• _What you need to do_: Where does the word "Home" occur in the material? Copy each line that has it.

• _Data in this exercise_:
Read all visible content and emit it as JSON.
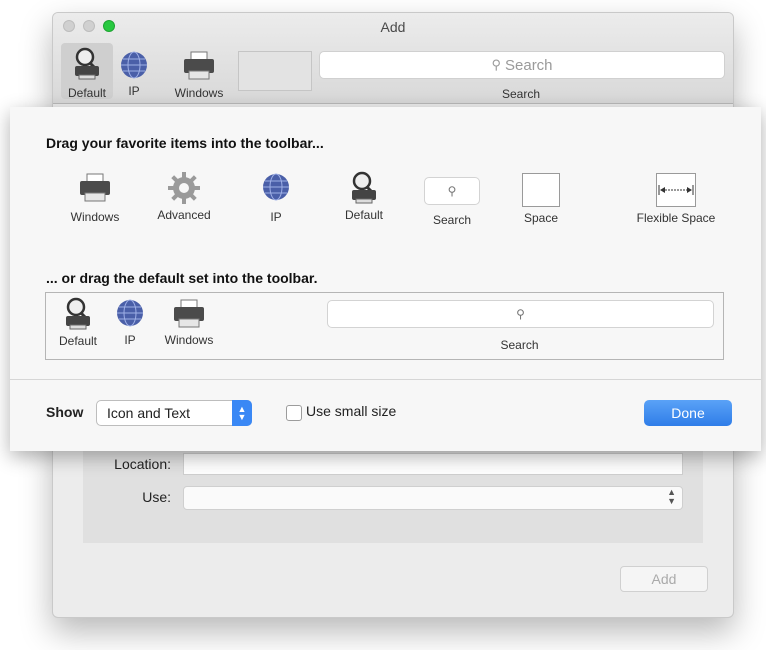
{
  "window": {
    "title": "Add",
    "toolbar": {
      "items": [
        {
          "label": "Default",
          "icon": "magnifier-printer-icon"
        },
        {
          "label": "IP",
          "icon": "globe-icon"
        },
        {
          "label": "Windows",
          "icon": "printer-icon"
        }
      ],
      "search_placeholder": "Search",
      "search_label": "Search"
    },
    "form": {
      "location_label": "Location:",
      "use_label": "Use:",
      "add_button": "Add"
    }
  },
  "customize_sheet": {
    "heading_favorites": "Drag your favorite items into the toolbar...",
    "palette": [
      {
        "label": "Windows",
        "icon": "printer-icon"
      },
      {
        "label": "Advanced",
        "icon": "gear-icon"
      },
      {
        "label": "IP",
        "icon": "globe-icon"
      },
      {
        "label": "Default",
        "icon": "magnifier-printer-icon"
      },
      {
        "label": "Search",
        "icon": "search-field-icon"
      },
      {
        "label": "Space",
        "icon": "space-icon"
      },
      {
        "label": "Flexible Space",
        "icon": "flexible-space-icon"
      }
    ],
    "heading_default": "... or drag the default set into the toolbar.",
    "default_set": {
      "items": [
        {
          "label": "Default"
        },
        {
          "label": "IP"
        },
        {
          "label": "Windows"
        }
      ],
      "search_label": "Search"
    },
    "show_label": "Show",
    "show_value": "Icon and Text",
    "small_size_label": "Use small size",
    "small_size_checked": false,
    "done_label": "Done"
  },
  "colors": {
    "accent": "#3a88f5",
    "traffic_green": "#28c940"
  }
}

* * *

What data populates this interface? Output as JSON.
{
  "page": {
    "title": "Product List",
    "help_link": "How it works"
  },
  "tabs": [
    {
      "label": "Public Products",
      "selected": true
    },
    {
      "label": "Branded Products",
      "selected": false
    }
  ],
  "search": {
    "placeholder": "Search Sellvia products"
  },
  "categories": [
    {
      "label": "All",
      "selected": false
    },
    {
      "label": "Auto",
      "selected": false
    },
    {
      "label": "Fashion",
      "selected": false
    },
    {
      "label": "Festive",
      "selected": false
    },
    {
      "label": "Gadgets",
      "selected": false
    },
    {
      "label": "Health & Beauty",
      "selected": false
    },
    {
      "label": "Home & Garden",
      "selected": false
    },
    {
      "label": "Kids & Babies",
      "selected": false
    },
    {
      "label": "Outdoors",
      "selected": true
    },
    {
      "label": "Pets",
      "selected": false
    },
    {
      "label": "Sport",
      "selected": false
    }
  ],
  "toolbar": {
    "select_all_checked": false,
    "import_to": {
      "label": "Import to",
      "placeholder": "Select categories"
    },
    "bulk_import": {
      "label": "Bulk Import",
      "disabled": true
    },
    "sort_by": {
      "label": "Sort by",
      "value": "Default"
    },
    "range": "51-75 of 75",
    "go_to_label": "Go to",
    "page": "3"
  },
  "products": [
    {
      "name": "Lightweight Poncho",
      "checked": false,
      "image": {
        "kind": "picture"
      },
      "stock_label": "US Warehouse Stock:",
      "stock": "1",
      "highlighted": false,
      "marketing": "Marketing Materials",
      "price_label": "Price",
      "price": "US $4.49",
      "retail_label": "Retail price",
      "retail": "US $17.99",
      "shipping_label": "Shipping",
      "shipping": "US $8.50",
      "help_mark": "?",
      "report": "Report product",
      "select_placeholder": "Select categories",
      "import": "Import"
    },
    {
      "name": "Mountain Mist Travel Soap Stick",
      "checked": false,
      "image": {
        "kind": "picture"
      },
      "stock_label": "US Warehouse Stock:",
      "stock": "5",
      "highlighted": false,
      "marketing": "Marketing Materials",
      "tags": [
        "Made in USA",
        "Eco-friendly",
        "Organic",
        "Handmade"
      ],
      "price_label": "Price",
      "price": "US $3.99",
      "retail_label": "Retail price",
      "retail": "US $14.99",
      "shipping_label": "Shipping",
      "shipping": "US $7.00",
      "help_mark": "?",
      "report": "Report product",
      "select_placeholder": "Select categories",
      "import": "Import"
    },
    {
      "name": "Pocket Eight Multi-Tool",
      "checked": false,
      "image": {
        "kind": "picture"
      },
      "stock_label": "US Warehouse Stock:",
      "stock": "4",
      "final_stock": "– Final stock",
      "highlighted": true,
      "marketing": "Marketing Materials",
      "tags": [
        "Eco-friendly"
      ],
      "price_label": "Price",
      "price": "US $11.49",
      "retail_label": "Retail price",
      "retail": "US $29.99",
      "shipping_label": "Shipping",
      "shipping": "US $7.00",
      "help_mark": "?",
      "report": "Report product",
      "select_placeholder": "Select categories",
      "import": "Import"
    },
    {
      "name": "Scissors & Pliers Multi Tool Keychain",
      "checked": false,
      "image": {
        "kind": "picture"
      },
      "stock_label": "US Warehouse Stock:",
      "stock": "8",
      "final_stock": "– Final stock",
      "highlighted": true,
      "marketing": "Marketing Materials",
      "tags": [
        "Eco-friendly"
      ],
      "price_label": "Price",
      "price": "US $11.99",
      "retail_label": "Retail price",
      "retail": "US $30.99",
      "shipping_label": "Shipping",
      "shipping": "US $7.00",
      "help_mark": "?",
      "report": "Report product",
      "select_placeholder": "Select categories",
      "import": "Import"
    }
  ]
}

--

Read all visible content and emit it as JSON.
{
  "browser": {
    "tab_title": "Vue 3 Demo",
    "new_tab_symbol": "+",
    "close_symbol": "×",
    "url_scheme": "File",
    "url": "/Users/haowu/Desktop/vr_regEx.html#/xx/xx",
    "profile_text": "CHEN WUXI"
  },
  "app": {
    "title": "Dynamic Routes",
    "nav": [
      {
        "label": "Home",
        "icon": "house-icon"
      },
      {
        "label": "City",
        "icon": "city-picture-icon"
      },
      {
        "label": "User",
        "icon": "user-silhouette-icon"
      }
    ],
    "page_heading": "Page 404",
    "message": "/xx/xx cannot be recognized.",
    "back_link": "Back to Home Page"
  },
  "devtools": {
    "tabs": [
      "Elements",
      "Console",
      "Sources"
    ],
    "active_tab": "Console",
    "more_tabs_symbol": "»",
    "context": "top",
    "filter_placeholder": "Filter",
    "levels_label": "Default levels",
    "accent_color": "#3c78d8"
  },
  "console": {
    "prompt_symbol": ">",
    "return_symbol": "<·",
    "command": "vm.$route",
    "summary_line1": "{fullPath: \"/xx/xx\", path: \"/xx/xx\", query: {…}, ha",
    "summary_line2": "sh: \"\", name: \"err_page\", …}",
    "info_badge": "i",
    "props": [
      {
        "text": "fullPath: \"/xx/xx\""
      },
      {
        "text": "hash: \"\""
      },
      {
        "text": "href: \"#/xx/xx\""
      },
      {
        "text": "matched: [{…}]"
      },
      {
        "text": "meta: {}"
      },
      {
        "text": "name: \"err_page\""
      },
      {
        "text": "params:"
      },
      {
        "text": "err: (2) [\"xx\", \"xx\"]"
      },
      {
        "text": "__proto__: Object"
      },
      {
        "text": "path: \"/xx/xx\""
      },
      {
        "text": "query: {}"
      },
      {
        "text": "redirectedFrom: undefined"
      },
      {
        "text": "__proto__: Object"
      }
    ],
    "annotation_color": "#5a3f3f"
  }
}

• _The completed task_:
      "label": "Home & Garden",
        "label": "Home",
    "back_link": "Back to Home Page"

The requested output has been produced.